Chancellor Rishi Sunak will use next week’s Budget to expand England’s £4bn Levelling Up Fund across the devolved nations, adding an extra £800m in the process.
Chief secretary to the Treasury Steve Barclay said making the fund – announced in November’s Spending Review – UK-wide would allow the government to target funding “more efficiently and responsibly” between different parts of the country, irrespective of administrative boundaries.
The fund is designed to drive regeneration in “left behind” areas by investing in local infrastructure that has a “visible impact” on people and their communities. It will run from the 2021-22 financial year to 2024-25.

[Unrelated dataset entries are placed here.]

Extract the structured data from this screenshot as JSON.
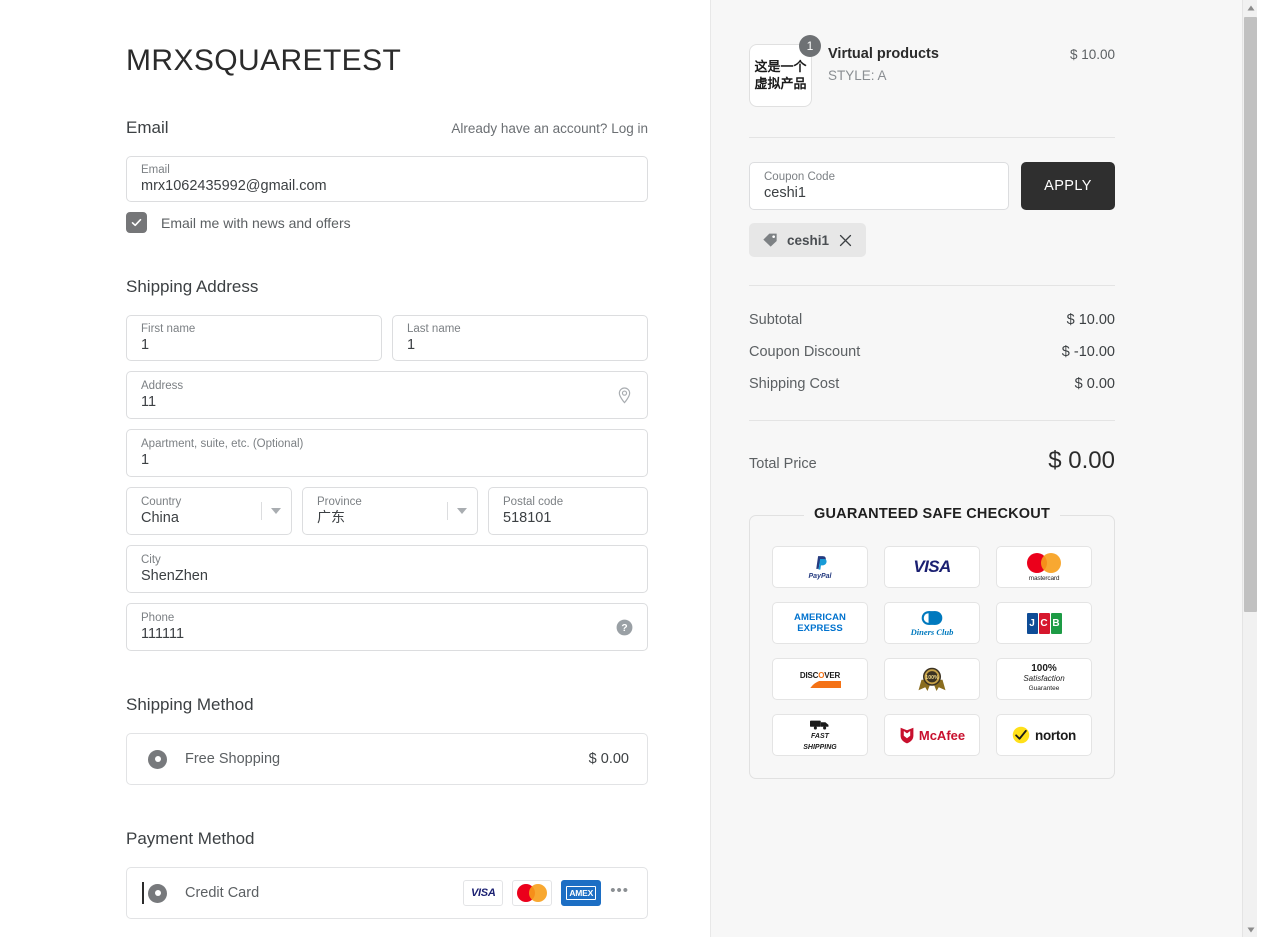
{
  "shop": {
    "title": "MRXSQUARETEST"
  },
  "email_section": {
    "heading": "Email",
    "account_note": "Already have an account?",
    "login_link": "Log in",
    "field_label": "Email",
    "field_value": "mrx1062435992@gmail.com",
    "newsletter_label": "Email me with news and offers",
    "newsletter_checked": true
  },
  "shipping_address": {
    "heading": "Shipping Address",
    "fields": [
      {
        "label": "First name",
        "value": "1"
      },
      {
        "label": "Last name",
        "value": "1"
      },
      {
        "label": "Address",
        "value": "11"
      },
      {
        "label": "Apartment, suite, etc. (Optional)",
        "value": "1"
      },
      {
        "label": "Country",
        "value": "China"
      },
      {
        "label": "Province",
        "value": "广东"
      },
      {
        "label": "Postal code",
        "value": "518101"
      },
      {
        "label": "City",
        "value": "ShenZhen"
      },
      {
        "label": "Phone",
        "value": "111111"
      }
    ]
  },
  "shipping_method": {
    "heading": "Shipping Method",
    "options": [
      {
        "label": "Free Shopping",
        "price": "$ 0.00",
        "selected": true
      }
    ]
  },
  "payment_method": {
    "heading": "Payment Method",
    "options": [
      {
        "label": "Credit Card",
        "selected": true
      }
    ],
    "card_logos": [
      "VISA",
      "mastercard",
      "AMEX"
    ],
    "more_indicator": "•••"
  },
  "summary": {
    "product": {
      "thumb_text": "这是一个虚拟产品",
      "quantity": "1",
      "name": "Virtual products",
      "variant": "STYLE: A",
      "price": "$ 10.00"
    },
    "coupon": {
      "label": "Coupon Code",
      "value": "ceshi1",
      "apply_label": "APPLY",
      "applied_chip": "ceshi1"
    },
    "totals": [
      {
        "label": "Subtotal",
        "value": "$ 10.00"
      },
      {
        "label": "Coupon Discount",
        "value": "$ -10.00"
      },
      {
        "label": "Shipping Cost",
        "value": "$ 0.00"
      }
    ],
    "total": {
      "label": "Total Price",
      "value": "$ 0.00"
    }
  },
  "trust": {
    "title": "GUARANTEED SAFE CHECKOUT",
    "badges": [
      {
        "name": "paypal",
        "text": "PayPal"
      },
      {
        "name": "visa",
        "text": "VISA"
      },
      {
        "name": "mastercard",
        "text": "mastercard"
      },
      {
        "name": "american-express",
        "line1": "AMERICAN",
        "line2": "EXPRESS"
      },
      {
        "name": "diners-club",
        "text": "Diners Club"
      },
      {
        "name": "jcb",
        "l1": "J",
        "l2": "C",
        "l3": "B"
      },
      {
        "name": "discover",
        "text": "DISC",
        "accent": "O",
        "tail": "VER"
      },
      {
        "name": "guarantee-seal",
        "text": "100%"
      },
      {
        "name": "satisfaction",
        "line1": "100%",
        "line2": "Satisfaction",
        "line3": "Guarantee"
      },
      {
        "name": "fast-shipping",
        "line1": "FAST",
        "line2": "SHIPPING"
      },
      {
        "name": "mcafee",
        "text": "McAfee"
      },
      {
        "name": "norton",
        "text": "norton"
      }
    ]
  },
  "colors": {
    "apply_button": "#2f2f2f",
    "panel_bg": "#f7f7f7",
    "radio": "#77797c",
    "checkbox": "#757678"
  }
}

The Treasury said the fund would supersede existing local growth funding streams, such as the Local Growth Fund, Pinch Points Fund, and future rounds of the controversial Towns Fund – which has drawn flak for the way in which ministerial discretion was used to select areas to participate.
It added that the fund would work in tandem with the the UK Shared Prosperity Fund to ensure a package of government support that invested in skills, infrastructure and innovation at local, regional and national level.
Barclay said extending the fund to include Scotland, Wales and Northern Ireland would mean that “no community in the United Kingdom” would be left behind.
“We are committed to levelling-up opportunities right across the United Kingdom so that all communities can benefit from our future prosperity,” he said.
“Our levelling-up fund will back local projects to improve everyday life for millions of people and we look forward to working with all areas to boost local economies.”
Kirsten Oswald, the Scottish National Party’s deputy leader at Westminster, said the expansion of the Levelling Up Fund represented a “naked power grab” on the part of the UK government.
“Rather than passing on funding through Barnett consequentials – which could have seen Scotland receiving its share totalling around £400m – the Tories are intent on dismantling devolution and taking control, with absolutely no clarity over how much will be spent in Scotland,” she said.
“It is utterly shameful that the Treasury is promoting its Levelling Up Fund not long after it cut Scotland's capital budget at the Spending Review by 5% – leaving Scotland to deal with the challenges posed by Covid and Brexit with one hand tied behind our back.”
In a written statement to parliament, Barclay said the government would use the financial assistance powers in the UK Internal Market Act to deliver the expanded Levelling Up Fund, and that cash would be allocated competitively.
“Further details on how the gund will operate will be published at Budget,” he said.